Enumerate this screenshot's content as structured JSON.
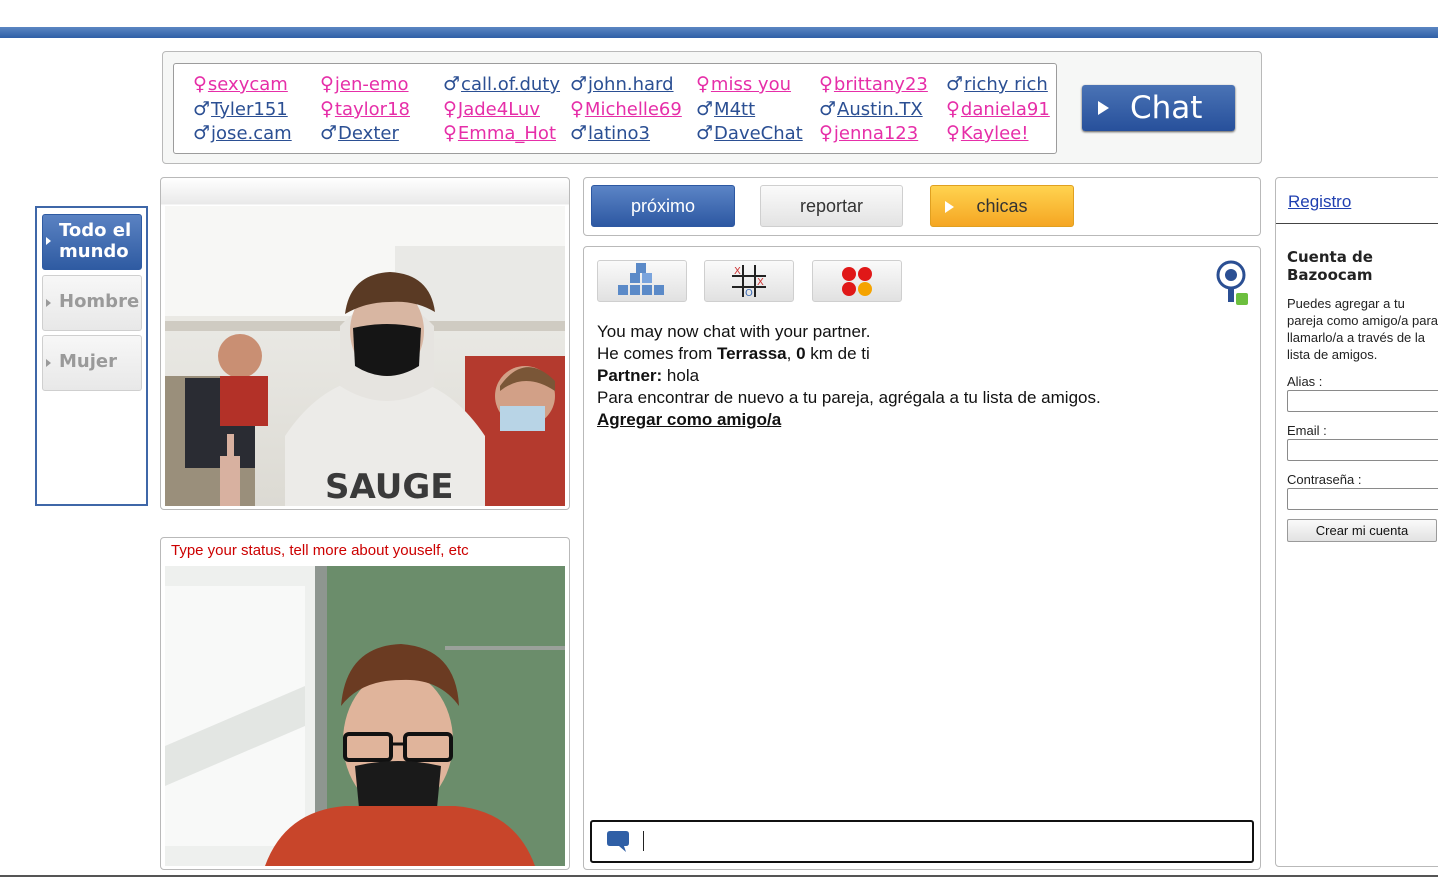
{
  "online_users": [
    {
      "gender": "female",
      "symbol": "♀",
      "name": "sexycam"
    },
    {
      "gender": "female",
      "symbol": "♀",
      "name": "jen-emo"
    },
    {
      "gender": "male",
      "symbol": "♂",
      "name": "call.of.duty"
    },
    {
      "gender": "male",
      "symbol": "♂",
      "name": "john.hard"
    },
    {
      "gender": "female",
      "symbol": "♀",
      "name": "miss you"
    },
    {
      "gender": "female",
      "symbol": "♀",
      "name": "brittany23"
    },
    {
      "gender": "male",
      "symbol": "♂",
      "name": "richy rich"
    },
    {
      "gender": "male",
      "symbol": "♂",
      "name": "Tyler151"
    },
    {
      "gender": "female",
      "symbol": "♀",
      "name": "taylor18"
    },
    {
      "gender": "female",
      "symbol": "♀",
      "name": "Jade4Luv"
    },
    {
      "gender": "female",
      "symbol": "♀",
      "name": "Michelle69"
    },
    {
      "gender": "male",
      "symbol": "♂",
      "name": "M4tt"
    },
    {
      "gender": "male",
      "symbol": "♂",
      "name": "Austin.TX"
    },
    {
      "gender": "female",
      "symbol": "♀",
      "name": "daniela91"
    },
    {
      "gender": "male",
      "symbol": "♂",
      "name": "jose.cam"
    },
    {
      "gender": "male",
      "symbol": "♂",
      "name": "Dexter"
    },
    {
      "gender": "female",
      "symbol": "♀",
      "name": "Emma_Hot"
    },
    {
      "gender": "male",
      "symbol": "♂",
      "name": "latino3"
    },
    {
      "gender": "male",
      "symbol": "♂",
      "name": "DaveChat"
    },
    {
      "gender": "female",
      "symbol": "♀",
      "name": "jenna123"
    },
    {
      "gender": "female",
      "symbol": "♀",
      "name": "Kaylee!"
    }
  ],
  "chat_button": {
    "label": "Chat"
  },
  "filter": {
    "items": [
      {
        "label": "Todo el mundo",
        "active": true
      },
      {
        "label": "Hombre",
        "active": false
      },
      {
        "label": "Mujer",
        "active": false
      }
    ]
  },
  "self_video": {
    "status_placeholder": "Type your status, tell more about youself, etc"
  },
  "controls": {
    "next": "próximo",
    "report": "reportar",
    "girls": "chicas"
  },
  "games": [
    {
      "icon": "blocks-game-icon"
    },
    {
      "icon": "tic-tac-toe-icon"
    },
    {
      "icon": "connect-dots-icon"
    }
  ],
  "chat": {
    "line1": "You may now chat with your partner.",
    "line2_prefix": "He comes from",
    "city": "Terrassa",
    "distance": "0",
    "line2_suffix": "km de ti",
    "partner_label": "Partner:",
    "partner_message": "hola",
    "line4": "Para encontrar de nuevo a tu pareja, agrégala a tu lista de amigos.",
    "add_friend": "Agregar como amigo/a",
    "input_value": ""
  },
  "account": {
    "register_link": "Registro",
    "title_line1": "Cuenta de",
    "title_line2": "Bazoocam",
    "description": "Puedes agregar a tu pareja como amigo/a para llamarlo/a a través de la lista de amigos.",
    "alias_label": "Alias :",
    "email_label": "Email :",
    "password_label": "Contraseña :",
    "create_button": "Crear mi cuenta"
  },
  "colors": {
    "brand_blue": "#2f5fa6",
    "female_pink": "#e62ea8",
    "male_blue": "#2b4f93",
    "status_red": "#cc0000",
    "girls_orange": "#f5a623"
  }
}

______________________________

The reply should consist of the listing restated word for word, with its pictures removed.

Enumerate this screenshot's content as structured JSON.
{
  "online_users": [
    {
      "gender": "female",
      "symbol": "♀",
      "name": "sexycam"
    },
    {
      "gender": "female",
      "symbol": "♀",
      "name": "jen-emo"
    },
    {
      "gender": "male",
      "symbol": "♂",
      "name": "call.of.duty"
    },
    {
      "gender": "male",
      "symbol": "♂",
      "name": "john.hard"
    },
    {
      "gender": "female",
      "symbol": "♀",
      "name": "miss you"
    },
    {
      "gender": "female",
      "symbol": "♀",
      "name": "brittany23"
    },
    {
      "gender": "male",
      "symbol": "♂",
      "name": "richy rich"
    },
    {
      "gender": "male",
      "symbol": "♂",
      "name": "Tyler151"
    },
    {
      "gender": "female",
      "symbol": "♀",
      "name": "taylor18"
    },
    {
      "gender": "female",
      "symbol": "♀",
      "name": "Jade4Luv"
    },
    {
      "gender": "female",
      "symbol": "♀",
      "name": "Michelle69"
    },
    {
      "gender": "male",
      "symbol": "♂",
      "name": "M4tt"
    },
    {
      "gender": "male",
      "symbol": "♂",
      "name": "Austin.TX"
    },
    {
      "gender": "female",
      "symbol": "♀",
      "name": "daniela91"
    },
    {
      "gender": "male",
      "symbol": "♂",
      "name": "jose.cam"
    },
    {
      "gender": "male",
      "symbol": "♂",
      "name": "Dexter"
    },
    {
      "gender": "female",
      "symbol": "♀",
      "name": "Emma_Hot"
    },
    {
      "gender": "male",
      "symbol": "♂",
      "name": "latino3"
    },
    {
      "gender": "male",
      "symbol": "♂",
      "name": "DaveChat"
    },
    {
      "gender": "female",
      "symbol": "♀",
      "name": "jenna123"
    },
    {
      "gender": "female",
      "symbol": "♀",
      "name": "Kaylee!"
    }
  ],
  "chat_button": {
    "label": "Chat"
  },
  "filter": {
    "items": [
      {
        "label": "Todo el mundo",
        "active": true
      },
      {
        "label": "Hombre",
        "active": false
      },
      {
        "label": "Mujer",
        "active": false
      }
    ]
  },
  "self_video": {
    "status_placeholder": "Type your status, tell more about youself, etc"
  },
  "controls": {
    "next": "próximo",
    "report": "reportar",
    "girls": "chicas"
  },
  "games": [
    {
      "icon": "blocks-game-icon"
    },
    {
      "icon": "tic-tac-toe-icon"
    },
    {
      "icon": "connect-dots-icon"
    }
  ],
  "chat": {
    "line1": "You may now chat with your partner.",
    "line2_prefix": "He comes from",
    "city": "Terrassa",
    "distance": "0",
    "line2_suffix": "km de ti",
    "partner_label": "Partner:",
    "partner_message": "hola",
    "line4": "Para encontrar de nuevo a tu pareja, agrégala a tu lista de amigos.",
    "add_friend": "Agregar como amigo/a",
    "input_value": ""
  },
  "account": {
    "register_link": "Registro",
    "title_line1": "Cuenta de",
    "title_line2": "Bazoocam",
    "description": "Puedes agregar a tu pareja como amigo/a para llamarlo/a a través de la lista de amigos.",
    "alias_label": "Alias :",
    "email_label": "Email :",
    "password_label": "Contraseña :",
    "create_button": "Crear mi cuenta"
  },
  "colors": {
    "brand_blue": "#2f5fa6",
    "female_pink": "#e62ea8",
    "male_blue": "#2b4f93",
    "status_red": "#cc0000",
    "girls_orange": "#f5a623"
  }
}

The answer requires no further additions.